The work was presented on Aug. 24 at the virtual European Conference on Computer Vision. 

Bias in AI Systems

One of the major reasons for the bias present in current AI systems is that they are often trained on large sets of images coming from online sources. These images can be stereotypical, and when they go toward developing computer vision, the result can be unintentionally influenced models. Computer vision is what enables computers to identify people, objects and actions. 

The tool that was developed by the researchers is open-source, and it is capable of automatically revealing potential biases in visual data sets. It works by taking action before the image sets are used to train the computer vision models, and issues surrounding underrepresentation and stereotypes can be remedied before they cause an effect. 

REVISE

The new tool is called REVISE, and it relies on statistical methods to identify potential biases in a data set. It focuses on the three areas of object-based, gender-based and geography-based. 

REVISE is fully automatic and was built upon previous methods that included filtering and balancing data set images so that the user could have more control. 

The new tool relies on existing image annotations and measurements to analyze the content within a data set. Some of those existing annotations include object count and countries of origin for the images. 

In one example of the tool working, REVISE showed how images of both people and flowers were different depending on gender.
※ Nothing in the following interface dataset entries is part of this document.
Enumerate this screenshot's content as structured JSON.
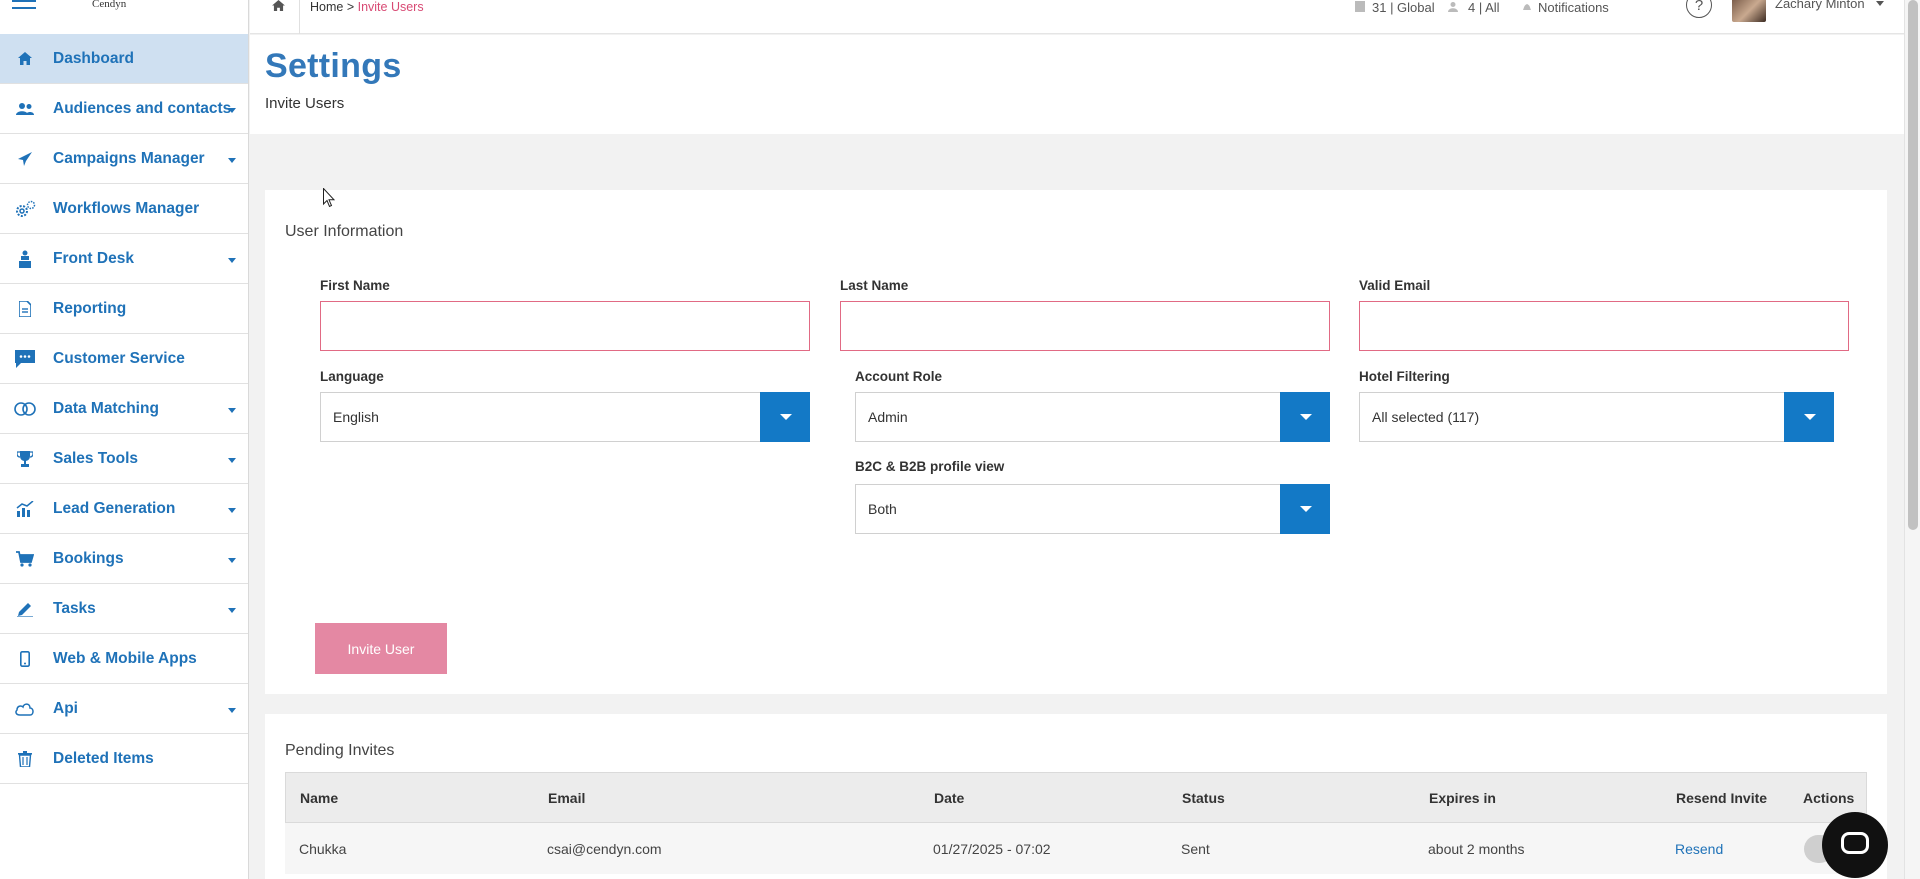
{
  "brand": {
    "logo_text": "Cendyn",
    "accent": "#1f72b8",
    "button": "#1379c6"
  },
  "sidebar": {
    "items": [
      {
        "label": "Dashboard",
        "icon": "home-icon",
        "active": true,
        "caret": false
      },
      {
        "label": "Audiences and contacts",
        "icon": "users-icon",
        "caret": true
      },
      {
        "label": "Campaigns Manager",
        "icon": "paper-plane-icon",
        "caret": true
      },
      {
        "label": "Workflows Manager",
        "icon": "gears-icon",
        "caret": false
      },
      {
        "label": "Front Desk",
        "icon": "bellhop-icon",
        "caret": true
      },
      {
        "label": "Reporting",
        "icon": "document-icon",
        "caret": false
      },
      {
        "label": "Customer Service",
        "icon": "chat-icon",
        "caret": false
      },
      {
        "label": "Data Matching",
        "icon": "rings-icon",
        "caret": true
      },
      {
        "label": "Sales Tools",
        "icon": "trophy-icon",
        "caret": true
      },
      {
        "label": "Lead Generation",
        "icon": "chart-growth-icon",
        "caret": true
      },
      {
        "label": "Bookings",
        "icon": "cart-icon",
        "caret": true
      },
      {
        "label": "Tasks",
        "icon": "pencil-icon",
        "caret": true
      },
      {
        "label": "Web & Mobile Apps",
        "icon": "mobile-icon",
        "caret": false
      },
      {
        "label": "Api",
        "icon": "cloud-icon",
        "caret": true
      },
      {
        "label": "Deleted Items",
        "icon": "trash-icon",
        "caret": false
      }
    ]
  },
  "topbar": {
    "breadcrumb_home": "Home",
    "breadcrumb_sep": " > ",
    "breadcrumb_current": "Invite Users",
    "hotels": "31 | Global",
    "users": "4 | All",
    "notifications": "Notifications",
    "help": "?",
    "user_name": "Zachary Minton"
  },
  "header": {
    "title": "Settings",
    "subtitle": "Invite Users"
  },
  "form": {
    "section_title": "User Information",
    "first_name_label": "First Name",
    "last_name_label": "Last Name",
    "email_label": "Valid Email",
    "language_label": "Language",
    "language_value": "English",
    "role_label": "Account Role",
    "role_value": "Admin",
    "hotel_label": "Hotel Filtering",
    "hotel_value": "All selected (117)",
    "profile_label": "B2C & B2B profile view",
    "profile_value": "Both",
    "invite_button": "Invite User"
  },
  "pending": {
    "title": "Pending Invites",
    "columns": [
      "Name",
      "Email",
      "Date",
      "Status",
      "Expires in",
      "Resend Invite",
      "Actions"
    ],
    "rows": [
      {
        "name": "Chukka",
        "email": "csai@cendyn.com",
        "date": "01/27/2025 - 07:02",
        "status": "Sent",
        "expires": "about 2 months",
        "resend": "Resend"
      }
    ]
  }
}
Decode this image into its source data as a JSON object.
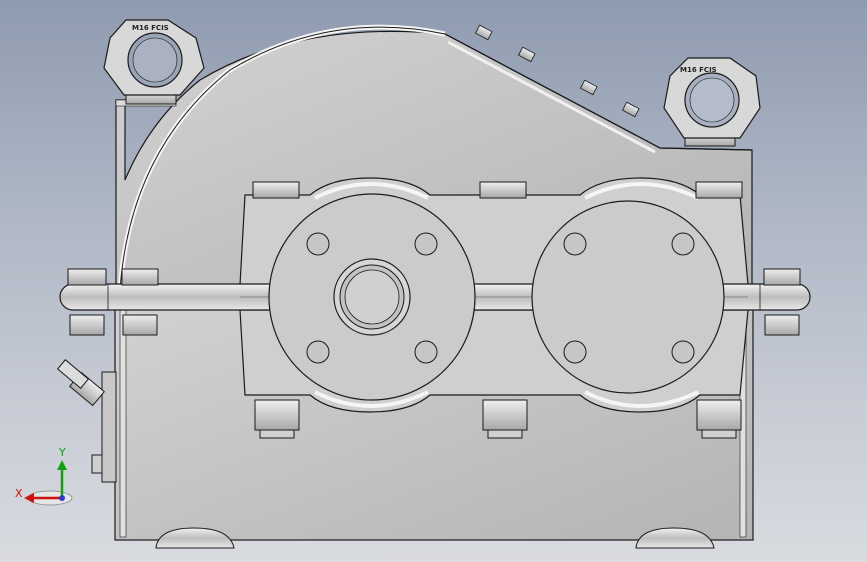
{
  "viewport": {
    "background_top": "#8f9bb0",
    "background_bottom": "#d9dbe0"
  },
  "model": {
    "body_color": "#c4c4c4",
    "edge_color": "#1a1a1a",
    "eyebolt_left_text": "M16 FCIS",
    "eyebolt_right_text": "M16 FCIS"
  },
  "triad": {
    "x_label": "X",
    "y_label": "Y",
    "x_color": "#d01010",
    "y_color": "#10a010",
    "z_color": "#2040d0"
  }
}
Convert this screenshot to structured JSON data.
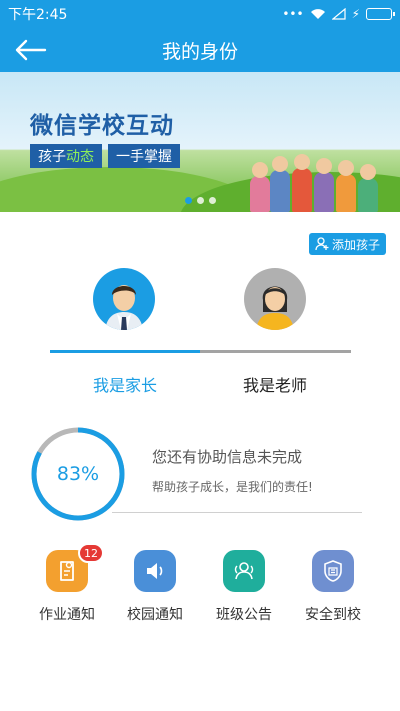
{
  "status_bar": {
    "time": "下午2:45"
  },
  "header": {
    "title": "我的身份"
  },
  "banner": {
    "title": "微信学校互动",
    "tag1_prefix": "孩子",
    "tag1_highlight": "动态",
    "tag2": "一手掌握"
  },
  "add_child": {
    "label": "添加孩子"
  },
  "roles": [
    {
      "label": "我是家长",
      "selected": true
    },
    {
      "label": "我是老师",
      "selected": false
    }
  ],
  "progress": {
    "value_text": "83%",
    "value": 0.83,
    "title": "您还有协助信息未完成",
    "subtitle": "帮助孩子成长，是我们的责任!"
  },
  "functions": [
    {
      "label": "作业通知",
      "badge": "12",
      "color": "#f3a02f",
      "icon": "homework-icon"
    },
    {
      "label": "校园通知",
      "color": "#4a8fd8",
      "icon": "speaker-icon"
    },
    {
      "label": "班级公告",
      "color": "#1fae9c",
      "icon": "class-icon"
    },
    {
      "label": "安全到校",
      "color": "#6f8fd0",
      "icon": "shield-icon"
    }
  ],
  "colors": {
    "primary": "#1b9de3"
  }
}
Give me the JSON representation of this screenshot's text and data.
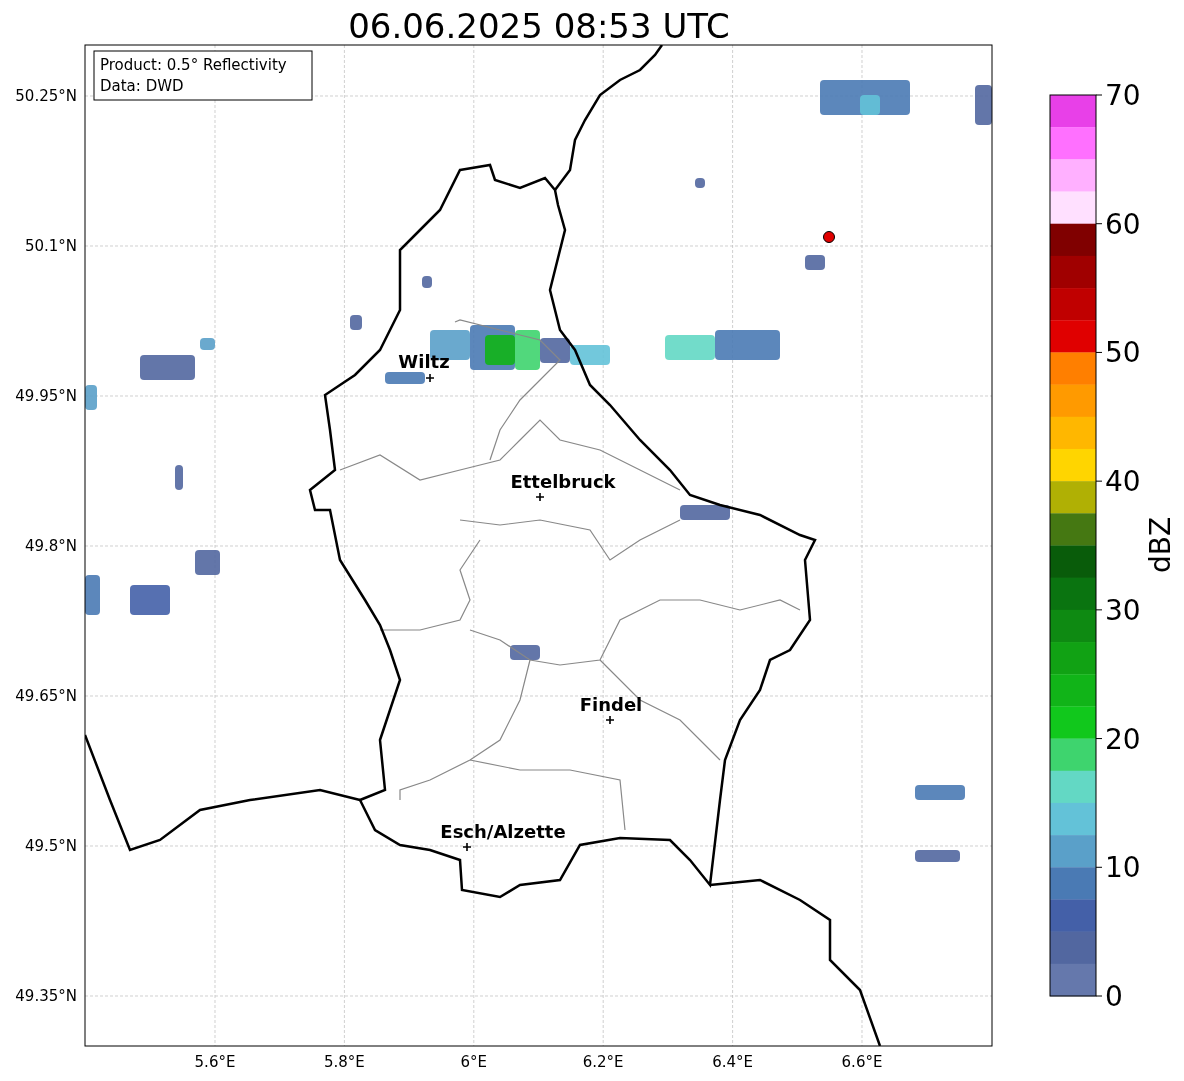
{
  "title": "06.06.2025 08:53 UTC",
  "info_box": [
    "Product: 0.5° Reflectivity",
    "Data: DWD"
  ],
  "map": {
    "y_ticks": [
      "50.25°N",
      "50.1°N",
      "49.95°N",
      "49.8°N",
      "49.65°N",
      "49.5°N",
      "49.35°N"
    ],
    "x_ticks": [
      "5.6°E",
      "5.8°E",
      "6°E",
      "6.2°E",
      "6.4°E",
      "6.6°E"
    ],
    "cities": [
      {
        "name": "Wiltz"
      },
      {
        "name": "Ettelbruck"
      },
      {
        "name": "Findel"
      },
      {
        "name": "Esch/Alzette"
      }
    ]
  },
  "colorbar": {
    "label": "dBZ",
    "ticks": [
      "70",
      "60",
      "50",
      "40",
      "30",
      "20",
      "10",
      "0"
    ],
    "segments": [
      {
        "color": "#e840e8"
      },
      {
        "color": "#ff70ff"
      },
      {
        "color": "#ffb0ff"
      },
      {
        "color": "#ffe0ff"
      },
      {
        "color": "#800000"
      },
      {
        "color": "#a00000"
      },
      {
        "color": "#c00000"
      },
      {
        "color": "#e00000"
      },
      {
        "color": "#ff7f00"
      },
      {
        "color": "#ff9a00"
      },
      {
        "color": "#ffb700"
      },
      {
        "color": "#ffd500"
      },
      {
        "color": "#b0b004"
      },
      {
        "color": "#457812"
      },
      {
        "color": "#095c0a"
      },
      {
        "color": "#0a7410"
      },
      {
        "color": "#0e8a12"
      },
      {
        "color": "#11a214"
      },
      {
        "color": "#11b418"
      },
      {
        "color": "#11c81c"
      },
      {
        "color": "#3ed46e"
      },
      {
        "color": "#63d8c4"
      },
      {
        "color": "#63c2d8"
      },
      {
        "color": "#5aa0c9"
      },
      {
        "color": "#4a7ab4"
      },
      {
        "color": "#4460a8"
      },
      {
        "color": "#5267a0"
      },
      {
        "color": "#6578ac"
      }
    ]
  }
}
Males were more likely to appear with flowers in ceremonies or meetings, and females were more likely to appear with flowers in paintings or staged scenarios.

Olga Russaskovsky is an assistant professor of computer science and principal investigator of the Visual AI Lab. The paper was co-authored with graduate student Angelina Wang and associate professor of computer science, Arvind Narayanan.

After the tool identifies discrepancies, “then there’s the question of whether this is a totally innocuous fact, or something deeper is happening, and that’s very hard to automate,” Russaskovsky said. 

Underrepresented or Misrepresented Regions

Various regions around the world are underrepresented in computer vision data sets, and this can lead to bias in AI systems. One of the findings was that a dramatically larger amount of images come from the United States and European countries. REVISE also revealed that images from other parts of the world often do not have image captions in the local language, meaning many could come from a tourist’s view of a nation. 

“…this geography analysis shows that object recognition can still be quite biased and exclusionary, and can affect different regions and people unequally,” Russaskovsky continued. 

“Data set collection practices in computer science haven’t been scrutinized that thoroughly until recently,” said Wang.  When it comes to image collection, they are “scraped from the internet, and people don’t always realize that their images are being used [in data sets]. We should collect images from more diverse groups of people, but when we do, we should be careful that we’re getting the images in a way that is respectful.”

Vicente Ordonez-Roman is an assistant professor of computer science at the University of Virginia. 

“Tools and benchmarks are an important step … they allow us to capture these biases earlier in the pipeline and rethink our problem setup and assumptions as well as data collection practices,” said Ordonez-Roman. “In computer vision there are some specific challenges regarding representation and the propagation of stereotypes. Works such as those by the Princeton Visual AI Lab help elucidate and bring to the attention of the computer vision community some of these issues and offer strategies to mitigate them.”

The new tool developed by the researchers is an important step to help remedy the bias present in AI systems. Now is the time to fix these issues, as it will become much more difficult as the systems progress and get more complex.